A Jolt of Ideas

This has been approved by the client for public disclosure.

First, A Little Context

The coffee industry has certainly seen tremendous innovation and growth during the past two decades. Largely driven by Starbucks, of course, we now find ourselves spending more money and enjoying more exquisite tastes.

But the industry is concerned about the current pace of innovation. Challenges include:

Sure, there has been substantial growth and innovation during the past two decades. But what is in the innovation pipeline today? What will drive growth tomorrow?

The 100+ year-old supply chain for coffee has a fragile source: the small farmers, most of whom live in the poorest places on Earth, trying to serve distant customers with a lack of information. (This sounds simplistic. The complexities are greater and more difficult than I will describe here.) What can we do to repair this plight of the farmer? I have never seen another industry so concerned with — and so determined to solve — an ethical challenge.

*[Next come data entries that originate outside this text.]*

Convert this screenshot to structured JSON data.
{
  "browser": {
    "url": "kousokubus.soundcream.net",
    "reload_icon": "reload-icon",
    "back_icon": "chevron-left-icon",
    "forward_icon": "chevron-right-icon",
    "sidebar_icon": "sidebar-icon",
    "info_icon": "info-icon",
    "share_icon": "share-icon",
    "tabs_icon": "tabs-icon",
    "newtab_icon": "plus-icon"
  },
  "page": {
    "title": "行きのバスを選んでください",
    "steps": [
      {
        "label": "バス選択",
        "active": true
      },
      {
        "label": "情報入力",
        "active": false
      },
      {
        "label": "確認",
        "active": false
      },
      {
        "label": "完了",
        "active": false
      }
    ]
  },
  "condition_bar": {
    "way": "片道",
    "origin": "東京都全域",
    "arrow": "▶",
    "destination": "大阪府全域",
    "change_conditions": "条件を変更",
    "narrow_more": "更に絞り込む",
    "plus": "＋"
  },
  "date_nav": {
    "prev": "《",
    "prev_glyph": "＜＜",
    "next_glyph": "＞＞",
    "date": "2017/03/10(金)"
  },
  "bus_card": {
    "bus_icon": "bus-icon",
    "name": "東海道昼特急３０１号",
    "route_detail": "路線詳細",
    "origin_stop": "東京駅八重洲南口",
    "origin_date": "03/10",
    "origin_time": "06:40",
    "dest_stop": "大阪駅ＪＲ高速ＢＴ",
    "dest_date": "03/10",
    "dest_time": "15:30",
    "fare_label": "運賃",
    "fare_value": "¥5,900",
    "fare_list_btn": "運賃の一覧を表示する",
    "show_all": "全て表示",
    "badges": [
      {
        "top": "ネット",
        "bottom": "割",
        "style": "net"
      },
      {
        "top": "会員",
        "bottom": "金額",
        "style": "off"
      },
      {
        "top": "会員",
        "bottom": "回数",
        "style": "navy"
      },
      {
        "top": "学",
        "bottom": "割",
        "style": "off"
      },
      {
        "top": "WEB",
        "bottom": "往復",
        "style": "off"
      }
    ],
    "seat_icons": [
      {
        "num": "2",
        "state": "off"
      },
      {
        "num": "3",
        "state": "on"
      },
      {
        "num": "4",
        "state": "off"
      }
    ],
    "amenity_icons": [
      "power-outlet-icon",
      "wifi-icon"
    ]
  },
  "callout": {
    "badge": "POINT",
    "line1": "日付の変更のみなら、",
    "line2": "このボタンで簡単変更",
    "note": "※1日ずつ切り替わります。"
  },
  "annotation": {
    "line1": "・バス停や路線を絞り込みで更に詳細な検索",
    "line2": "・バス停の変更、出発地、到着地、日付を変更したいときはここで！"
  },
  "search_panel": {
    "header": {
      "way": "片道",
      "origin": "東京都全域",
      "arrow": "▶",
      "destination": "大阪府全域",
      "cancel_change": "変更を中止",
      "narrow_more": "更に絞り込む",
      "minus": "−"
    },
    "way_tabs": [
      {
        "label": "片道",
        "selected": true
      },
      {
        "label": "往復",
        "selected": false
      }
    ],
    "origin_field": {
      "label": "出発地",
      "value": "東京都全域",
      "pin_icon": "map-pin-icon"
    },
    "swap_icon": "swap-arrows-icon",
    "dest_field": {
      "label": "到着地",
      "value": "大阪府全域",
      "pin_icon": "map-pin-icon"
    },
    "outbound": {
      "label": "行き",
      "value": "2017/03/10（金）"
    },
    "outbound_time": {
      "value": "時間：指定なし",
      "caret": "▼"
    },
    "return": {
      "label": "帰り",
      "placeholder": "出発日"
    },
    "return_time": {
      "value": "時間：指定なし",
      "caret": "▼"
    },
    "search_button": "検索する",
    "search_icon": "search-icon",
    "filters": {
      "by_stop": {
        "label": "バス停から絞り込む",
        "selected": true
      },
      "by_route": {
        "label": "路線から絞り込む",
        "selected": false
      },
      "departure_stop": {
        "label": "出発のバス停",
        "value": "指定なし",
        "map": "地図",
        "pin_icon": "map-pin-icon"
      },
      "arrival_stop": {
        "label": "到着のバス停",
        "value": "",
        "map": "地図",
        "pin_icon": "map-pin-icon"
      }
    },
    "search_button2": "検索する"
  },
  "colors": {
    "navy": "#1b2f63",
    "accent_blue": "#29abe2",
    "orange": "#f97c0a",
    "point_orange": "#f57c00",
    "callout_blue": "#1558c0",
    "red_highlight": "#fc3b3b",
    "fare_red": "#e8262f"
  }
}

Creativity and continued innovation are critical to the continued growth and success of the coffee industries, its farmers, equipment suppliers, roasters and retailers.

 

So what happened?

Mont Blanc Gourmet, twice ranked among the top 75 of Inc.’s list of “America’s Fastest Growing Private Companies,” wanted to reinforce their brand message that they are more than a source of chocolate in your mocha (and more), they are a innovation laboratory for their customers. They are a creative resource for innovation of product, service and experience.

At the 2011 Event in Houston, the 23rd annual exposition of the Specialty Coffee Association of America, Mont Blanc invited 50 of their favorite customers and prospective customers to a breakfast workshop on creativity. I led the group through a condensed version of my university course on Personal Creativity and Innovation. It was fun — and one important customer said, “This workshop makes this entire trip to Houston worthwhile.”

But wait. There’s more.

At the end of the workshop, the Mont Blanc folks registered interested participants for 30-minute creative consultation sessions at their trade show booth. For the rest of the day, a steady stream of coffee entrepreneurs and executives visited the booth. As each would sit down, I’d ask — in one way or another — for the most perplexing challenge, whether it be about growth or truly existential.

Some raised questions about ownership and control, some about coffee shop design, some about product and operations. Of course, all of them know the coffee business better than I do, so all I could do was ask questions to try to help.

This was the most beautiful part: at the end of various sessions, participants reported that their original plans were helpfully confirmed and tactically clearer. Some left with completely new ideas.

This was the other most beautiful part: for me, of course, this was a blast. I helped dozens of new friends.

 

So what?

Here’s what:

Your customers look to you for more than beans (or widgets). They want you to help them solve their challenges and achieve their opportunities.

Creativity training and direct questions can help your customers come to the best answers.

We can gather your customers, train them in creative exploration, and ask them the questions they need to answer for their own businesses and lives. Along the way, we can warmly encourage them.

 

That’s what I do. I am here for you.

Illustration credit: The invitiation to the workshop was designed by Cohn Marketing in Denver.